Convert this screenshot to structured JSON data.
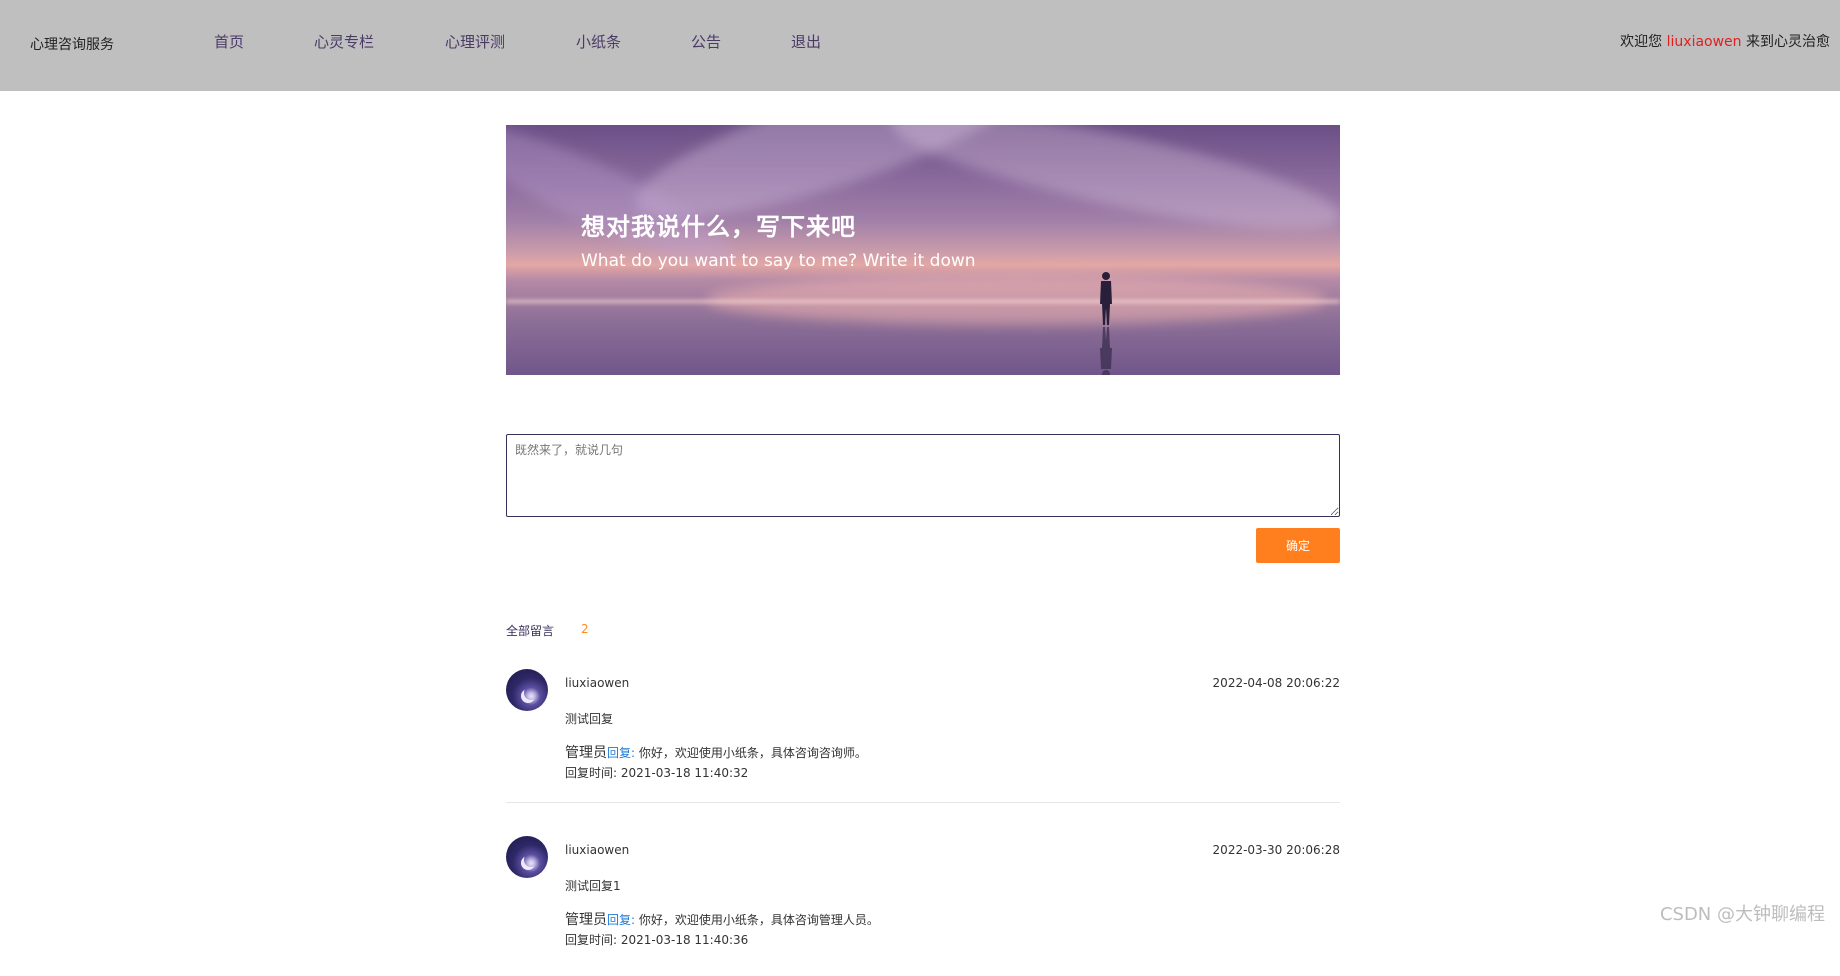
{
  "header": {
    "brand": "心理咨询服务",
    "nav": [
      {
        "label": "首页"
      },
      {
        "label": "心灵专栏"
      },
      {
        "label": "心理评测"
      },
      {
        "label": "小纸条"
      },
      {
        "label": "公告"
      },
      {
        "label": "退出"
      }
    ],
    "welcome_prefix": "欢迎您",
    "username": "liuxiaowen",
    "welcome_suffix": "来到心灵治愈"
  },
  "banner": {
    "title": "想对我说什么，写下来吧",
    "subtitle": "What do you want to say to me? Write it down"
  },
  "form": {
    "placeholder": "既然来了，就说几句",
    "value": "",
    "submit_label": "确定"
  },
  "comments": {
    "header_label": "全部留言",
    "count": "2",
    "items": [
      {
        "author": "liuxiaowen",
        "time": "2022-04-08 20:06:22",
        "content": "测试回复",
        "reply_author": "管理员",
        "reply_link": "回复:",
        "reply_text": " 你好，欢迎使用小纸条，具体咨询咨询师。",
        "reply_time_label": "回复时间: ",
        "reply_time": "2021-03-18 11:40:32"
      },
      {
        "author": "liuxiaowen",
        "time": "2022-03-30 20:06:28",
        "content": "测试回复1",
        "reply_author": "管理员",
        "reply_link": "回复:",
        "reply_text": " 你好，欢迎使用小纸条，具体咨询管理人员。",
        "reply_time_label": "回复时间: ",
        "reply_time": "2021-03-18 11:40:36"
      }
    ]
  },
  "watermark": "CSDN @大钟聊编程",
  "colors": {
    "header_bg": "#bfbfbf",
    "nav_text": "#4a3a66",
    "username": "#e02020",
    "button": "#ff7f1f",
    "count": "#ff8a1f",
    "reply_link": "#1e7ad6"
  }
}
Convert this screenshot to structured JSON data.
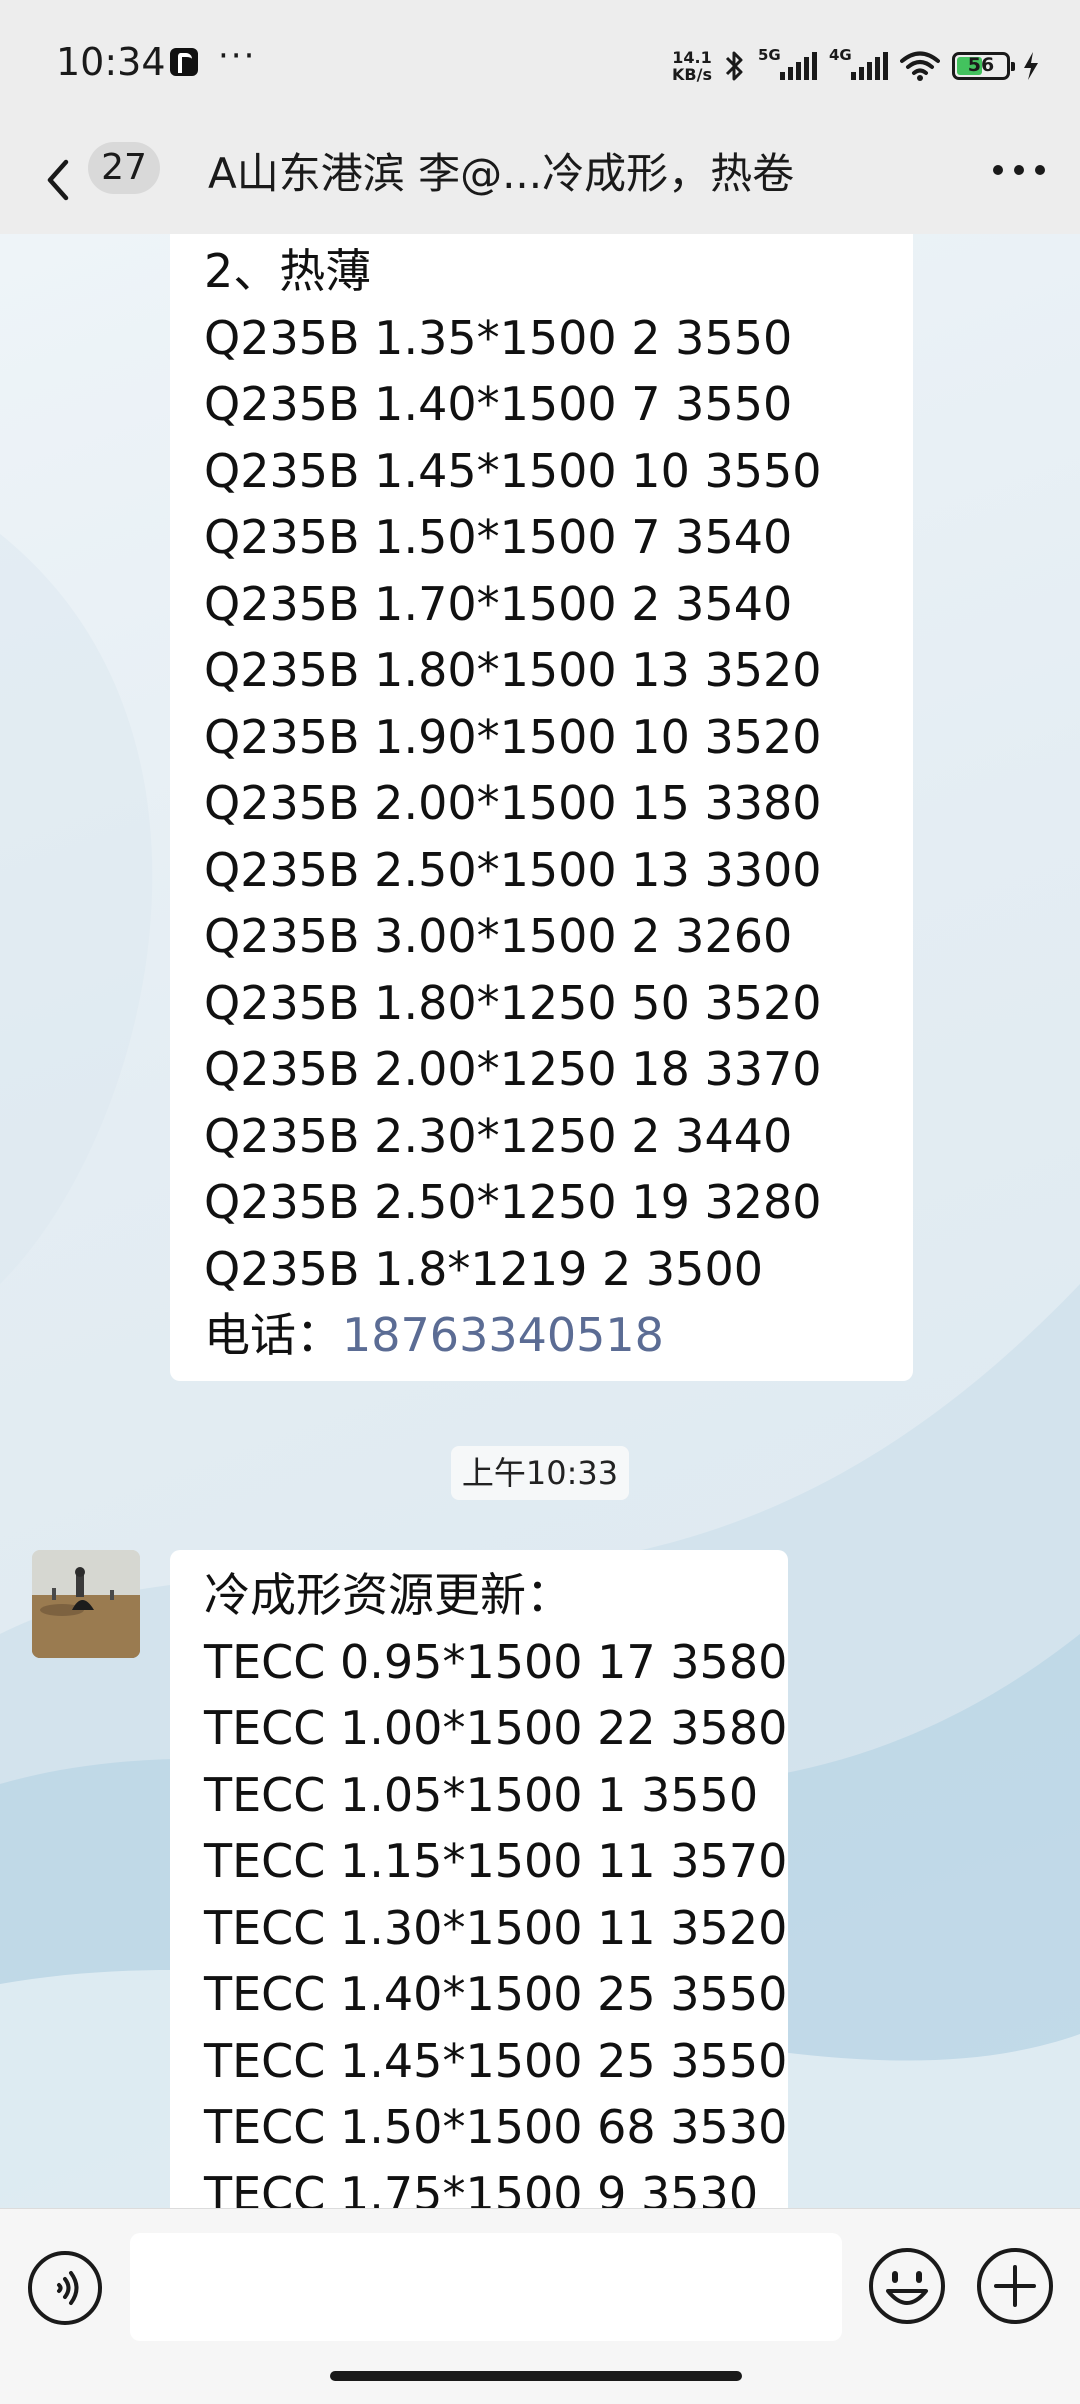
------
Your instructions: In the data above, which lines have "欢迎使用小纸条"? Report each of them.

Response below:
        "reply_text": " 你好，欢迎使用小纸条，具体咨询咨询师。",
        "reply_text": " 你好，欢迎使用小纸条，具体咨询管理人员。",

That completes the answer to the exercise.